Peter hikes in a California redwood forest, and a grizzly bear chases him up a tree. He chances upon a series of ropes and scampers—hell, why not—300 feet to the top. There, on a sunlit platform, journalist June Cassidy is hiding from the G-men searching for her on the forest floor. Her mother, Hazel, had been killed earlier by a truck in a hit-and-run. Hazel had been a leading researcher in machine learning and knew she might be murdered for her work on computer systems that could “grow themselves organically.” Indeed, an “unnamed party” wants their mitts on the self-teaching algorithm that will soon have “unprecedented access to the electronic infrastructure of our world.” Hazel called the algorithm “Tyg3r,” and it’s become adept at using “neural networks” to constantly improve object recognition. June hires Peter to find out who her pursuers are, “who’s behind this.” Plenty of violence ensues once they’re back on the ground and on the road. Peter has a strong fear of being indoors that stems from his combat days—he calls the “white static” in his head “My war souvenir.” But he shows no qualms about killing to defend himself and June. Combat does something for him—“War’s dirty little secret,” he thinks, is “how alive it made you feel.” There are plenty of strong characters: Lewis returns from The Drifter as a talented career criminal who’ll drop whatever he’s doing to help Peter. Sasha Kolodny, aka “the Yeti,” is June’s mysterious father, who might have killed Hazel but keeps forgetting she’s dead. Readers can expect some good twists on the way to a hair-raising finish.

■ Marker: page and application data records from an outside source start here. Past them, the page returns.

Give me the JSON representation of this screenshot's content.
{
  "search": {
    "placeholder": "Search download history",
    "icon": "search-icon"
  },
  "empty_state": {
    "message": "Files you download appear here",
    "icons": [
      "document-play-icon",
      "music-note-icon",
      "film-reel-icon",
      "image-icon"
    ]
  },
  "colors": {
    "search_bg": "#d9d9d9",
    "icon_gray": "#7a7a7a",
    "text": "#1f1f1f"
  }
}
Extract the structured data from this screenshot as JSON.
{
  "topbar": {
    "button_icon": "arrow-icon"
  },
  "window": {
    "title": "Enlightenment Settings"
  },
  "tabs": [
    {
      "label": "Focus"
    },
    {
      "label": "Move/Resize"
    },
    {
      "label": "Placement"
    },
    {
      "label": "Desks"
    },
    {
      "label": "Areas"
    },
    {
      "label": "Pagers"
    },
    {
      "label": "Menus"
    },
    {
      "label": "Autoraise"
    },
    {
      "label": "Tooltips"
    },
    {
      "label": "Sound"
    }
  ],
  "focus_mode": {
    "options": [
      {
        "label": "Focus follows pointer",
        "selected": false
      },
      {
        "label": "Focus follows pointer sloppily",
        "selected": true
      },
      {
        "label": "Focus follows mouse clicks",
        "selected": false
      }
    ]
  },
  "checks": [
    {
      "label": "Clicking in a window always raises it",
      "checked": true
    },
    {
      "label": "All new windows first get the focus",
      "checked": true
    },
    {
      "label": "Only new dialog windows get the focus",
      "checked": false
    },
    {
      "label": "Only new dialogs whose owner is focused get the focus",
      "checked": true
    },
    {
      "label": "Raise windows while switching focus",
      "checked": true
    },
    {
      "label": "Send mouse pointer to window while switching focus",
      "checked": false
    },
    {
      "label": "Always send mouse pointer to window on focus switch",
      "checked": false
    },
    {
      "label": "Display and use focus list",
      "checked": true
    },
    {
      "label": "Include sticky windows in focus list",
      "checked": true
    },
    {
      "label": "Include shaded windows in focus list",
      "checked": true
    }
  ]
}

Another fine thriller in what's shaping up to be a hell of a series.